Repeat each record word for word. Leave nothing out.

========================

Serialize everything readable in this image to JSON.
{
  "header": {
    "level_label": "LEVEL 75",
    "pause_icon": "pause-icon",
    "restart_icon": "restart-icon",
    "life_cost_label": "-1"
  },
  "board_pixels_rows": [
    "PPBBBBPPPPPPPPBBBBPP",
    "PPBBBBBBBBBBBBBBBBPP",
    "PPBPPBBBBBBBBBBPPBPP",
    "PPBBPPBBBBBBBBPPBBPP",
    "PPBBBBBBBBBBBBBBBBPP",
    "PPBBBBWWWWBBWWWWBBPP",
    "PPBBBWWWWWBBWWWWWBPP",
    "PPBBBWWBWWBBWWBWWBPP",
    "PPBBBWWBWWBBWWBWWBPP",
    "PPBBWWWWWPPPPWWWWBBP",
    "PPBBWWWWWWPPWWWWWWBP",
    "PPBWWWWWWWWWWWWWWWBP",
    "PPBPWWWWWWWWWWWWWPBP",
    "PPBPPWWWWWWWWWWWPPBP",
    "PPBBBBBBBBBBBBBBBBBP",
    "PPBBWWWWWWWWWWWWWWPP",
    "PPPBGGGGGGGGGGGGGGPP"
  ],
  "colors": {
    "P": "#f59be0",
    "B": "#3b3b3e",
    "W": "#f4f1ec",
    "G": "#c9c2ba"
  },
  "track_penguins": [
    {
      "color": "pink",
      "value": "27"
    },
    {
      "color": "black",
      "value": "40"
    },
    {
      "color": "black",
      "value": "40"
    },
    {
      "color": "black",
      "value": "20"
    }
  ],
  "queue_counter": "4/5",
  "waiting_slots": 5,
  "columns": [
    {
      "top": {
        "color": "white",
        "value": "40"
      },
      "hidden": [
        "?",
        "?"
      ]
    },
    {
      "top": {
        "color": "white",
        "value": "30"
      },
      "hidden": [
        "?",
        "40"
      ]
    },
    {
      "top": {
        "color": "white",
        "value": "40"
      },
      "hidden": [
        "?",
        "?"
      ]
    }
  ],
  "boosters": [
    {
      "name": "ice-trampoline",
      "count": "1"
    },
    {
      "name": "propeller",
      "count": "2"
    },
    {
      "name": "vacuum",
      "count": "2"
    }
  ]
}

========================

- _Solution for this exercise_
Serialize everything readable in this image to JSON.
{
  "header": {
    "level_label": "LEVEL 75",
    "pause_icon": "pause-icon",
    "restart_icon": "restart-icon",
    "life_cost_label": "-1"
  },
  "board_pixels_rows": [
    "PPBBBBPPPPPPPPBBBBPP",
    "PPBBBBBBBBBBBBBBBBPP",
    "PPBPPBBBBBBBBBBPPBPP",
    "PPBBPPBBBBBBBBPPBBPP",
    "PPBBBBBBBBBBBBBBBBPP",
    "PPBBBBWWWWBBWWWWBBPP",
    "PPBBBWWWWWBBWWWWWBPP",
    "PPBBBWWBWWBBWWBWWBPP",
    "PPBBBWWBWWBBWWBWWBPP",
    "PPBBWWWWWPPPPWWWWBBP",
    "PPBBWWWWWWPPWWWWWWBP",
    "PPBWWWWWWWWWWWWWWWBP",
    "PPBPWWWWWWWWWWWWWPBP",
    "PPBPPWWWWWWWWWWWPPBP",
    "PPBBBBBBBBBBBBBBBBBP",
    "PPBBWWWWWWWWWWWWWWPP",
    "PPPBGGGGGGGGGGGGGGPP"
  ],
  "colors": {
    "P": "#f59be0",
    "B": "#3b3b3e",
    "W": "#f4f1ec",
    "G": "#c9c2ba"
  },
  "track_penguins": [
    {
      "color": "pink",
      "value": "27"
    },
    {
      "color": "black",
      "value": "40"
    },
    {
      "color": "black",
      "value": "40"
    },
    {
      "color": "black",
      "value": "20"
    }
  ],
  "queue_counter": "4/5",
  "waiting_slots": 5,
  "columns": [
    {
      "top": {
        "color": "white",
        "value": "40"
      },
      "hidden": [
        "?",
        "?"
      ]
    },
    {
      "top": {
        "color": "white",
        "value": "30"
      },
      "hidden": [
        "?",
        "40"
      ]
    },
    {
      "top": {
        "color": "white",
        "value": "40"
      },
      "hidden": [
        "?",
        "?"
      ]
    }
  ],
  "boosters": [
    {
      "name": "ice-trampoline",
      "count": "1"
    },
    {
      "name": "propeller",
      "count": "2"
    },
    {
      "name": "vacuum",
      "count": "2"
    }
  ]
}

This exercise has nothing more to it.